◆ **WHAT THE TASK ASKS**:
Show all lines below holding the string "Фамилия".

•••••

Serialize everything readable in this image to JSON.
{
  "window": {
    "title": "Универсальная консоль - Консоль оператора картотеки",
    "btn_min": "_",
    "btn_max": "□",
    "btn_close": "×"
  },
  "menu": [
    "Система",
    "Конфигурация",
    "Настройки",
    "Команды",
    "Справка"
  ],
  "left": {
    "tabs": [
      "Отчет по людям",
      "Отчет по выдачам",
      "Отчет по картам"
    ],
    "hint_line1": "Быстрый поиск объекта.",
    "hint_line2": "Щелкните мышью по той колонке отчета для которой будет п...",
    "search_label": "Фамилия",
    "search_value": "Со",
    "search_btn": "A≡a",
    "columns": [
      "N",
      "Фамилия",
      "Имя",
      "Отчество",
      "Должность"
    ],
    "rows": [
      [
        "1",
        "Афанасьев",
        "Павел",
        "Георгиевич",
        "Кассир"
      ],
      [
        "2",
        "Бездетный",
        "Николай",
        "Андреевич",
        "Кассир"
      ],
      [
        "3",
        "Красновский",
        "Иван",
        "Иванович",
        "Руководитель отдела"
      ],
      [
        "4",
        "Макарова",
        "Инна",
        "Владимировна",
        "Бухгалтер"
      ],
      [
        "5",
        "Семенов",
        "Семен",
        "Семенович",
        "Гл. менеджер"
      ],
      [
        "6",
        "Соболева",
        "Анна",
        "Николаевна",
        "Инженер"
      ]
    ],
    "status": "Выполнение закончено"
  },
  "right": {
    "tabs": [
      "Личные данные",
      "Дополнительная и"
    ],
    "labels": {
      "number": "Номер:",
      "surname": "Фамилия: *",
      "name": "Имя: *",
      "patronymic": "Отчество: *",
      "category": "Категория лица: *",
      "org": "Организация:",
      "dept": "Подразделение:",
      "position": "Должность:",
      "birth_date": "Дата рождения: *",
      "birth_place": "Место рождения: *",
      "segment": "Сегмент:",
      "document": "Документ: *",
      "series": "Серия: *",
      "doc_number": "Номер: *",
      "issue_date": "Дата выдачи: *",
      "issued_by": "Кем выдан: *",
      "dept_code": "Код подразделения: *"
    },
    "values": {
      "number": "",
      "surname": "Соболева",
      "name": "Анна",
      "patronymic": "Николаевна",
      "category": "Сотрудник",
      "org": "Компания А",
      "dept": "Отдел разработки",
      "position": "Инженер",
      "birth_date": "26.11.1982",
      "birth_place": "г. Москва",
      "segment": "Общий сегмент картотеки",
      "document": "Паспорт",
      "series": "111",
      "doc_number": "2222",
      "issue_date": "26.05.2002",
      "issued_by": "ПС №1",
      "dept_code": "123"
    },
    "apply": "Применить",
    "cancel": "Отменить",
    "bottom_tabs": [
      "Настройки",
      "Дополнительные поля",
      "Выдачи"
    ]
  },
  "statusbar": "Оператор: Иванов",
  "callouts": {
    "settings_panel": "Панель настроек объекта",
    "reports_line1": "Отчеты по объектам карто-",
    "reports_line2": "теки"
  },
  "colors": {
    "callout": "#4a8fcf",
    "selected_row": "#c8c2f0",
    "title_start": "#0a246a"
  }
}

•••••

◆ **RESPONSE TO THIS EXERCISE**:
    "search_label": "Фамилия",
      "Фамилия",
      "surname": "Фамилия: *",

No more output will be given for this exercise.